■ **Your task**: The data should be written out in full, exactly as it stands, and the pictures dropped.

■ **Dataset rows describing interfaces**:

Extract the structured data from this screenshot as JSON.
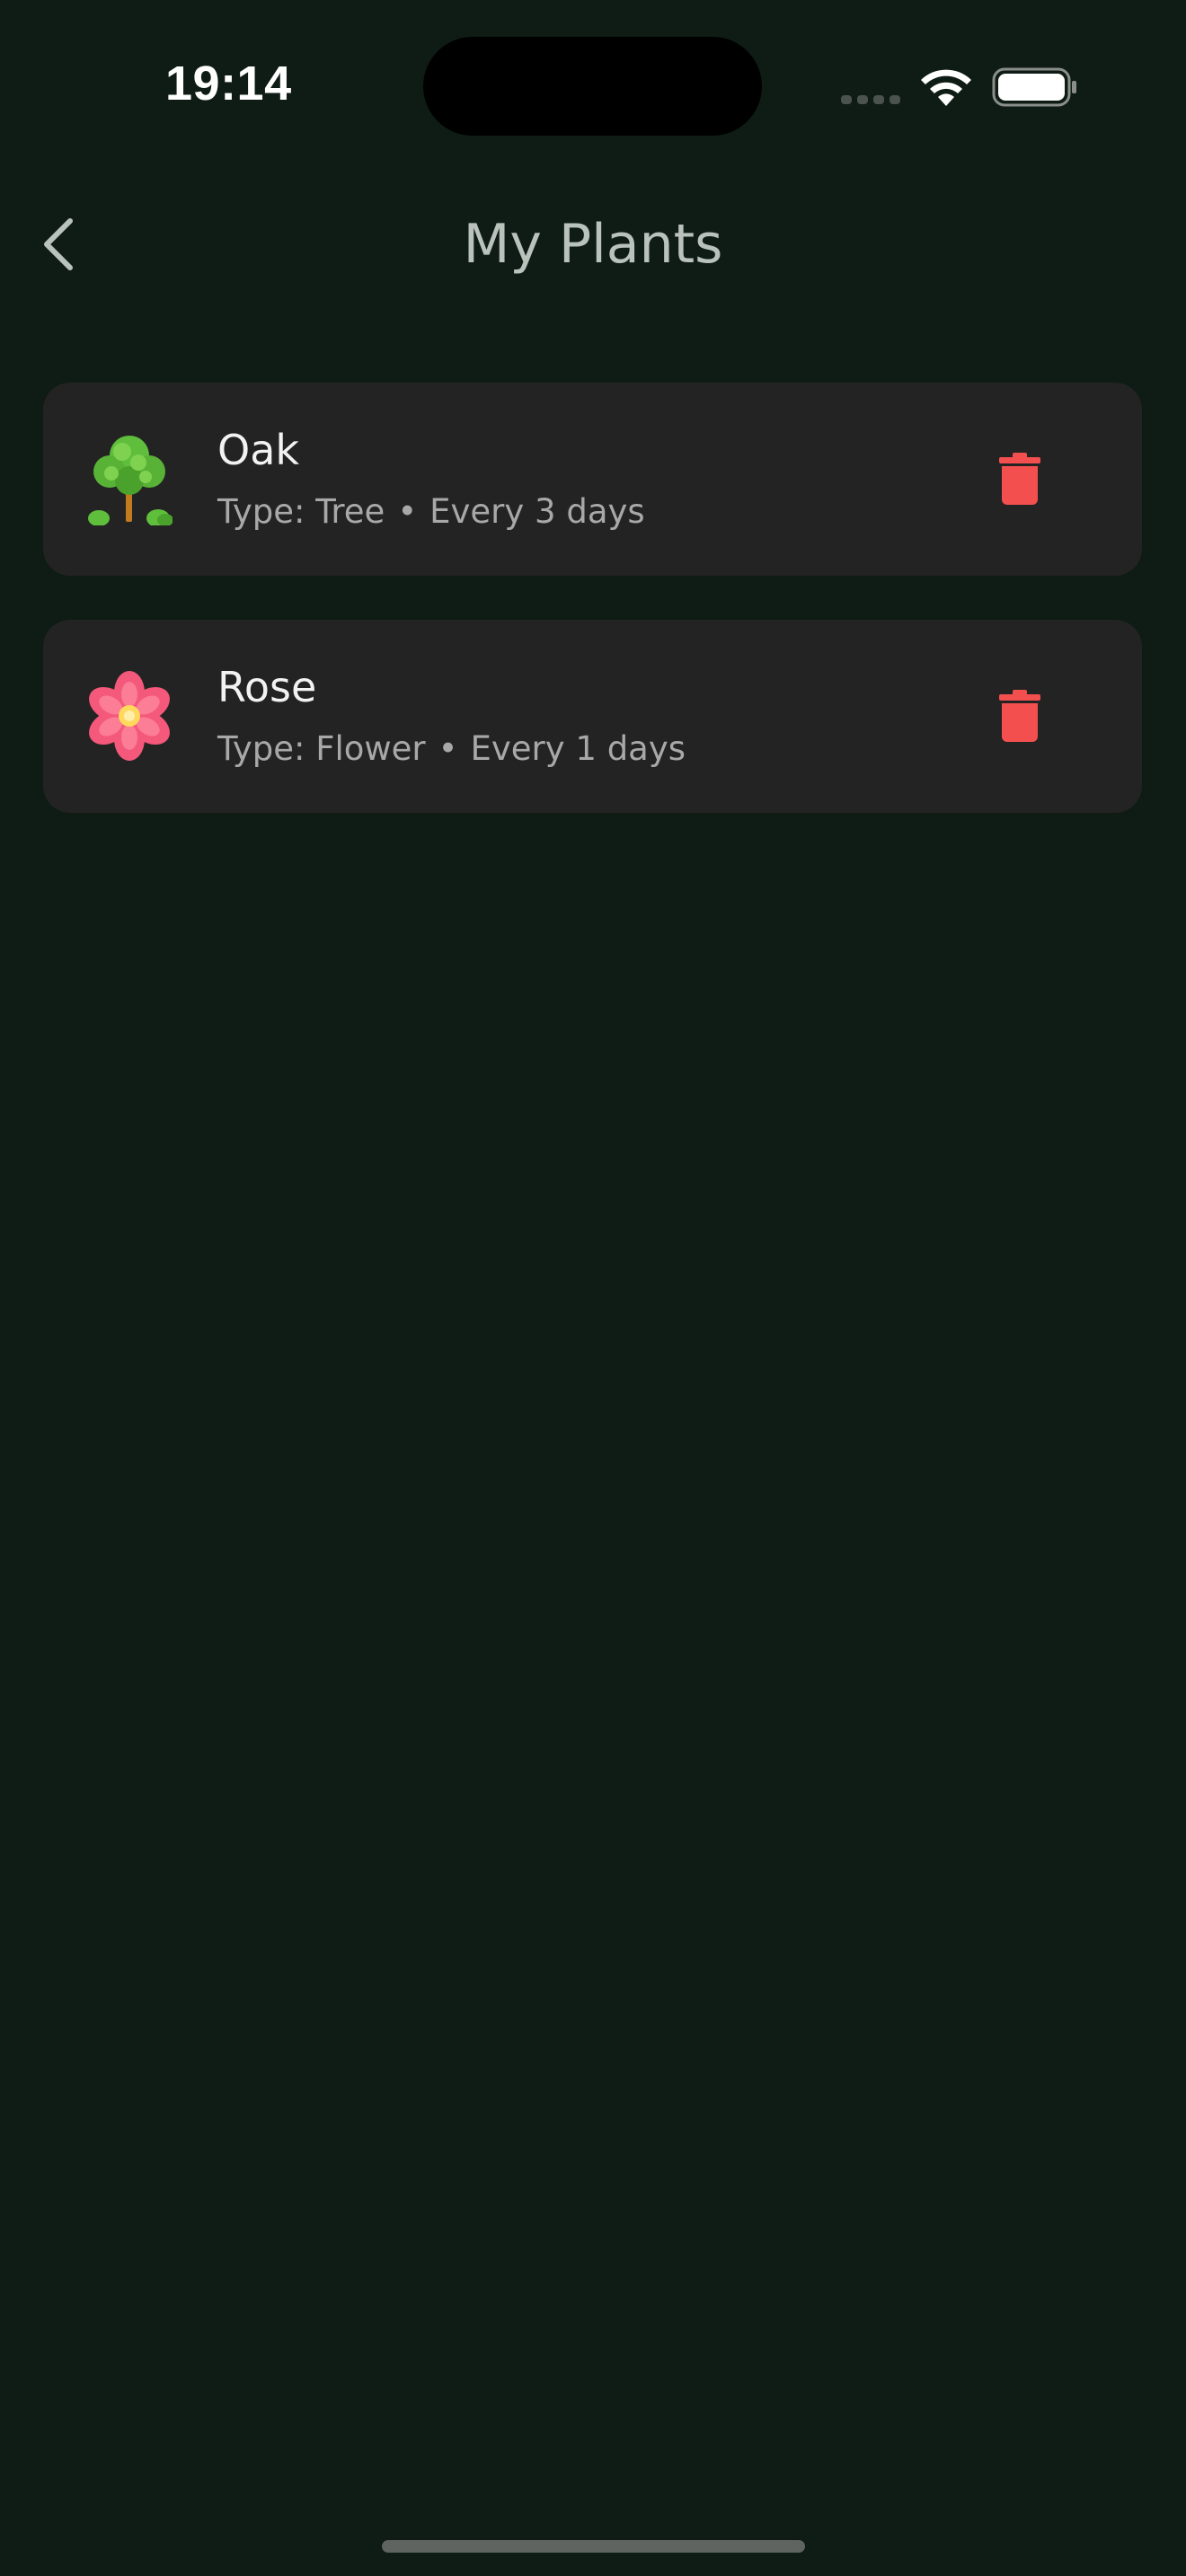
{
  "status_bar": {
    "time": "19:14",
    "icons": [
      "signal-dots-icon",
      "wifi-icon",
      "battery-icon"
    ]
  },
  "nav": {
    "title": "My Plants",
    "back_icon": "chevron-left-icon"
  },
  "plants": [
    {
      "name": "Oak",
      "type_text": "Type: Tree",
      "separator": "•",
      "schedule_text": "Every 3 days",
      "icon": "tree-icon",
      "delete_icon": "trash-icon"
    },
    {
      "name": "Rose",
      "type_text": "Type: Flower",
      "separator": "•",
      "schedule_text": "Every 1 days",
      "icon": "flower-icon",
      "delete_icon": "trash-icon"
    }
  ],
  "colors": {
    "background": "#0e1c15",
    "card": "#232323",
    "title": "#b9c2bb",
    "delete": "#f44f4f"
  }
}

■ **Reply**:
Extract the structured data from this screenshot as JSON.
{
  "status_bar": {
    "time": "19:14",
    "icons": [
      "signal-dots-icon",
      "wifi-icon",
      "battery-icon"
    ]
  },
  "nav": {
    "title": "My Plants",
    "back_icon": "chevron-left-icon"
  },
  "plants": [
    {
      "name": "Oak",
      "type_text": "Type: Tree",
      "separator": "•",
      "schedule_text": "Every 3 days",
      "icon": "tree-icon",
      "delete_icon": "trash-icon"
    },
    {
      "name": "Rose",
      "type_text": "Type: Flower",
      "separator": "•",
      "schedule_text": "Every 1 days",
      "icon": "flower-icon",
      "delete_icon": "trash-icon"
    }
  ],
  "colors": {
    "background": "#0e1c15",
    "card": "#232323",
    "title": "#b9c2bb",
    "delete": "#f44f4f"
  }
}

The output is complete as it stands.